I was on-site with a client, whose had a server which performing very sluggishly. It was a beefy brute with heaps of memory and processing power, so clearly something was just not what it should have been.
For me step 1 in doing any sort of trouble-shooting is to look at the logs. Yup, always a good place to start because the problem was ticking over at 5-8
entries per second…
Starting up Database ‘Tom’
Starting up Database ‘Dick’
Starting up Database ‘Harry’
So, what’s the problem then? Well, before I answer that, you can find these properties either by looking at the ‘Options’ tab of your database properties, or by running
SELECT DATABASEPROPERTYEX('DatabaseName','IsAutoShrink') GO SELECT DATABASEPROPERTYEX('DatabaseName','IsAutoClose') GO If the option is ‘True’ (the T-SQL statement will return 0=false or 1=True), then there’s a performance hit just looking for a place to happen.
When Auto_Close is set to ON/TRUE, the database is closed and shut down when all processes in the database complete and the last user exits the database, thereby freeing up the resources held by that database. When a new connection calls the database again, it automatically reopens. This option is set to ON/TRUE when using the SQL Server Desktop Edition, but is set to OFF/FALSE for all other editions of SQL Server.
The problem is that most servers sit behind applications that are repeatedly opening and closing connections to your databases, so the overhead of closing and reopening the databases between each connection is, well, “performance abuse”. The amount of memory that is saved by this is insignificant, and certainly does not make up for cost of repeatedly
initializing the database.
Admittedly, this option may have advantages on personal desktop scenarios as (when they are closed) you can treat these database files as any other files.
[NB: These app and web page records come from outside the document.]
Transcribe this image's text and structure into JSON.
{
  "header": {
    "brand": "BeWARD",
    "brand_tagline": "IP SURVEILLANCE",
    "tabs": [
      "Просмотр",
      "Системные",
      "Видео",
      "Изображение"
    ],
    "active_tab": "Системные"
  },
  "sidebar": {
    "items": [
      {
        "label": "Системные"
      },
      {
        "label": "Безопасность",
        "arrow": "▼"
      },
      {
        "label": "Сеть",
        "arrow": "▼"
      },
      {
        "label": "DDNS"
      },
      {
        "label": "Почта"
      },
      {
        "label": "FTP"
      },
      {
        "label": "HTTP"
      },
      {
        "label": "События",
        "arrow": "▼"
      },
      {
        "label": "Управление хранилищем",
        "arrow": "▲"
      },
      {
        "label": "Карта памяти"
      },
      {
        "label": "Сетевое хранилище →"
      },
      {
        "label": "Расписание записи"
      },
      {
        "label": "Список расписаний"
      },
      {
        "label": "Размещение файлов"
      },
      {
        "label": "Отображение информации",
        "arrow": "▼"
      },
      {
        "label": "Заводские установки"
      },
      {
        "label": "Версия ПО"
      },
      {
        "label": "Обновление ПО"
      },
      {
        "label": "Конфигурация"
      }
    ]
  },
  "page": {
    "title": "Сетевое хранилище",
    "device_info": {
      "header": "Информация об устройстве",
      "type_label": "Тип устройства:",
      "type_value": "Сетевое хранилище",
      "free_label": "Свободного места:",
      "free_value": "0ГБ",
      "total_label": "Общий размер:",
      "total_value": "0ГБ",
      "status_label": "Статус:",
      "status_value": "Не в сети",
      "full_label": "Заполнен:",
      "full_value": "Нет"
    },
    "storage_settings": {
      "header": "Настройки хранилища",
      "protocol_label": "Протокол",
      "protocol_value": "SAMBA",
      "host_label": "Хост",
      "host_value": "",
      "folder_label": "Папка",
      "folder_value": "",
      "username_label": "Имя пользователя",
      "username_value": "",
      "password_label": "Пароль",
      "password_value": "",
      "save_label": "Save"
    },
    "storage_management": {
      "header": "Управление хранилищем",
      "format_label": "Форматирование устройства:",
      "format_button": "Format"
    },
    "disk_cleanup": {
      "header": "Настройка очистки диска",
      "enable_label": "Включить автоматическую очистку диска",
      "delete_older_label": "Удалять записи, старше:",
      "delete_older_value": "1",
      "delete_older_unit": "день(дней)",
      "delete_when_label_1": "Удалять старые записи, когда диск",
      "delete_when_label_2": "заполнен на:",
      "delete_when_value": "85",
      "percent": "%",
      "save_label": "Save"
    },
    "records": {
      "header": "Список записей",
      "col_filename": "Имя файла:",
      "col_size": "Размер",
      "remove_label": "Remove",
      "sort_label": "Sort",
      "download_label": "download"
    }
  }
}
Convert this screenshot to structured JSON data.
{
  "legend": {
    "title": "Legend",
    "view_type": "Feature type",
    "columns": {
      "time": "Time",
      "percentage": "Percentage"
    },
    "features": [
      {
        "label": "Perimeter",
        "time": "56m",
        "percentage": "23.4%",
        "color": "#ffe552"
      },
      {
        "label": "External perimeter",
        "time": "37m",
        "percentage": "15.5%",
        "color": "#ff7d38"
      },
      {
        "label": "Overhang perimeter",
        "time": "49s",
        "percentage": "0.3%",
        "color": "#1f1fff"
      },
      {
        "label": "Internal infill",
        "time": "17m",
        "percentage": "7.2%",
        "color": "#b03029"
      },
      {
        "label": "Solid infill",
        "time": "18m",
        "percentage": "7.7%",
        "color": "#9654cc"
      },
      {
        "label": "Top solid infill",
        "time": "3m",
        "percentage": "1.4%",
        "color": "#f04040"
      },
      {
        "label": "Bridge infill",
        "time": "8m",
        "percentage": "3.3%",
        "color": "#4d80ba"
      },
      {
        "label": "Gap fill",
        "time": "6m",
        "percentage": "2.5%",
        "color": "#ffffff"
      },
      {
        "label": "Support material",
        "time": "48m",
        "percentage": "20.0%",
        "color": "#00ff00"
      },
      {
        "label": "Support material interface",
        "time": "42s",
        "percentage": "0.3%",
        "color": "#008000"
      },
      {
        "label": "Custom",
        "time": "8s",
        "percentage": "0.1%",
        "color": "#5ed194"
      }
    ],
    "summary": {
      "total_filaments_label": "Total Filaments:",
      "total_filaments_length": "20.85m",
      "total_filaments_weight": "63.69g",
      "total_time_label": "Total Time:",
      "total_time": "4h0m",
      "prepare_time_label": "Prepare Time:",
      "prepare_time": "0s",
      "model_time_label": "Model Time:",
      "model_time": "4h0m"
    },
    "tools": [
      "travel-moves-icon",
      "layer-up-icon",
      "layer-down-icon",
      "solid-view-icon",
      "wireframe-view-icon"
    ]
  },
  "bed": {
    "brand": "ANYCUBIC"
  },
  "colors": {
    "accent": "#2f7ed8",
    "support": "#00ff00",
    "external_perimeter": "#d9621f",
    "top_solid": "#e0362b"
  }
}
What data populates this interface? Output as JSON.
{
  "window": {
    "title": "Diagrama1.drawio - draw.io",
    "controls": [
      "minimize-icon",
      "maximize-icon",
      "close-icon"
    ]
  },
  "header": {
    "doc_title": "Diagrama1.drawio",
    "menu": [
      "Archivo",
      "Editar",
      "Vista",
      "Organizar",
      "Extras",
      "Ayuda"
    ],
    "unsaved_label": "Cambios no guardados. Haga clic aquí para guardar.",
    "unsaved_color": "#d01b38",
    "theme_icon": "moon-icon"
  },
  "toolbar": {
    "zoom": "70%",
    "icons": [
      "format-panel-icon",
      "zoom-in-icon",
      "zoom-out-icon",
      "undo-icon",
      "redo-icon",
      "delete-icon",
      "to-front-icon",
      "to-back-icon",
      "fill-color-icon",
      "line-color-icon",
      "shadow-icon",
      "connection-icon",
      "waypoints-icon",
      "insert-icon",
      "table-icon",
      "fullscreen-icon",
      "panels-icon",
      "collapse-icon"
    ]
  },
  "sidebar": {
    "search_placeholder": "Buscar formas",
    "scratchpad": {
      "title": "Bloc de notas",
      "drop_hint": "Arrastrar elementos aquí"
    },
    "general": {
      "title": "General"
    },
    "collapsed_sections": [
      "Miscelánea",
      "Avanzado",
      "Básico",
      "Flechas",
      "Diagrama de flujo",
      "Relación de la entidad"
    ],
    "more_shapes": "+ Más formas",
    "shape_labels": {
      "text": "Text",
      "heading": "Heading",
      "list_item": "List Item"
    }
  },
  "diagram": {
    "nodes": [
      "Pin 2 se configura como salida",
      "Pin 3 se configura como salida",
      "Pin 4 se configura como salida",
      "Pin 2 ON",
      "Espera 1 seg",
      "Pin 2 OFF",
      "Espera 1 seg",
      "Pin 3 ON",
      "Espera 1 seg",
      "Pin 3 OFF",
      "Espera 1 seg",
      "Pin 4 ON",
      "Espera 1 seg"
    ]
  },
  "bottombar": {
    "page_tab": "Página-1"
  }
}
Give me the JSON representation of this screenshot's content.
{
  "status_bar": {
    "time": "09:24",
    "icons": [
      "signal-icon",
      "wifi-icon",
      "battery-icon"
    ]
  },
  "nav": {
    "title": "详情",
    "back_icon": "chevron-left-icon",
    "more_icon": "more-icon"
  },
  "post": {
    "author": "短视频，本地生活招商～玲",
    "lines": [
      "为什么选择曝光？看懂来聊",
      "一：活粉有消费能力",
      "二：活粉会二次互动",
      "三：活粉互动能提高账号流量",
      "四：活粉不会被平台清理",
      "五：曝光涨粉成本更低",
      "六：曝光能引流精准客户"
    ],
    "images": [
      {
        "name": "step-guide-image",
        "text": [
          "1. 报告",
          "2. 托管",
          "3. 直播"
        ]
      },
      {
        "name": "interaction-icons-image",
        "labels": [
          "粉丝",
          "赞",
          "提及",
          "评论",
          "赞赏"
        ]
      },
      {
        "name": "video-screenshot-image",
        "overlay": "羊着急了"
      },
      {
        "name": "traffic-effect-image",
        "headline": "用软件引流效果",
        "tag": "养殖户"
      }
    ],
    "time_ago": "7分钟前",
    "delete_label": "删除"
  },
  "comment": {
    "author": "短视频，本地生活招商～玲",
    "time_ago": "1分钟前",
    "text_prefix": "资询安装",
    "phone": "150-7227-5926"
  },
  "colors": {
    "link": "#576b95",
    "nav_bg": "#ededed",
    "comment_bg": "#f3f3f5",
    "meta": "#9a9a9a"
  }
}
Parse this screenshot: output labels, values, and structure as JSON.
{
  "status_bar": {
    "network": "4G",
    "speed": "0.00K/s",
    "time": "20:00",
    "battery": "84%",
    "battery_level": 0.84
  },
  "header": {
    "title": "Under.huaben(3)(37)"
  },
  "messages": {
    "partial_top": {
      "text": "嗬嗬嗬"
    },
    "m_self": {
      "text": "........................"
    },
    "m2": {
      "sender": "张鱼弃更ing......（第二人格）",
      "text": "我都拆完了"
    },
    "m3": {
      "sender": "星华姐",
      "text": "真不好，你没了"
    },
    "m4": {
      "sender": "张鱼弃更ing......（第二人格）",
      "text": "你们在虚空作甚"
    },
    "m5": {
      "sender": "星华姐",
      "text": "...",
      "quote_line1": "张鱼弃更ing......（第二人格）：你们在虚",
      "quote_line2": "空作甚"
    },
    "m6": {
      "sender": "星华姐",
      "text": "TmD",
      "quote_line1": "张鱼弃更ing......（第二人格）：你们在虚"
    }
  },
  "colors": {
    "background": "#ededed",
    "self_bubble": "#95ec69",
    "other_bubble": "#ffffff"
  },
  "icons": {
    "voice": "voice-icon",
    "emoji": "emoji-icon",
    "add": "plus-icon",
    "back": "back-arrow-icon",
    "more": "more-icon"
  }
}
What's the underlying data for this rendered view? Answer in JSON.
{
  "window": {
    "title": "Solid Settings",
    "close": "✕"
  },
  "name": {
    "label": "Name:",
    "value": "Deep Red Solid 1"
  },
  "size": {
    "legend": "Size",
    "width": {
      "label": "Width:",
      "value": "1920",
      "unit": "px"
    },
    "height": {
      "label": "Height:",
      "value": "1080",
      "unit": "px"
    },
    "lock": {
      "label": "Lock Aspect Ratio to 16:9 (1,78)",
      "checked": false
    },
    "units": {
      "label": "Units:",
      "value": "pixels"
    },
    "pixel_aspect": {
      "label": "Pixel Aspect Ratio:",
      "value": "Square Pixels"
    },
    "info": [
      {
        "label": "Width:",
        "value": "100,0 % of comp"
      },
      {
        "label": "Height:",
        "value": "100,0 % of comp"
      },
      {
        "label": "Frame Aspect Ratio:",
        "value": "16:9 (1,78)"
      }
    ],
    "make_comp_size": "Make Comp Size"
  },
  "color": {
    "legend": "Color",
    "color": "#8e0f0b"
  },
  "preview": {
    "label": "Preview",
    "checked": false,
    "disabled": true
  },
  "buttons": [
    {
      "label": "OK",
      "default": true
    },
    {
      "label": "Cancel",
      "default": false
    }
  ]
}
You can move them and copy them, or even e-mail them to other users. However, when it comes to a proper server environment these points are fairly irrelevant.
So as far as Auto_Close is concerned, don’t even be tempted. Just Don’t.
The auto_shrink option has it’s uses in scenarios such as development servers and the like where disk space resources are usually limited and hotly contested, but (there’s always a ‘but’) there is a performance cost. Shrinking a database hogs the CPU and takes a long time. Plus, any indexes on the heaps (a table without a clustered index) affected by the shrink must be adjusted because the row locators will have changed. More work for the CPU. Like Auto_Close, this option is set to ON/TRUE for all databases when using SQL Server Desktop Edition, and OFF for all other editions, regardless of operating system.
When this option is set to ON/TRUE, all of a database's files are marked for shrinking, and will be automatically shrunk by SQL Server. This option causes files to be shrunk automatically when more than 25 percent of the file contains unused space. Not a wise option for your production systems which would suddenly suffer a performance hit when SQL decides it’s shrink-time. So, again – just don’t.
Here is a quick script which will run on SQL2000 giving you a list of your databases with the status of these options.
SET NOCOUNT ON SELECT [name] AS DatabaseName , CONVERT(varchar(100),DATABASEPROPERTYEX([Name] , 'Recovery')) AS RecoveryType , CONVERT(varchar(10),DATABASEPROPERTYEX([Name] , 'IsAutoClose')) AS AutoClose , CONVERT(varchar(10),DATABASEPROPERTYEX([Name] , 'IsAutoShrink')) AS AutoShrink FROM master.dbo.sysdatabases Order By DatabaseName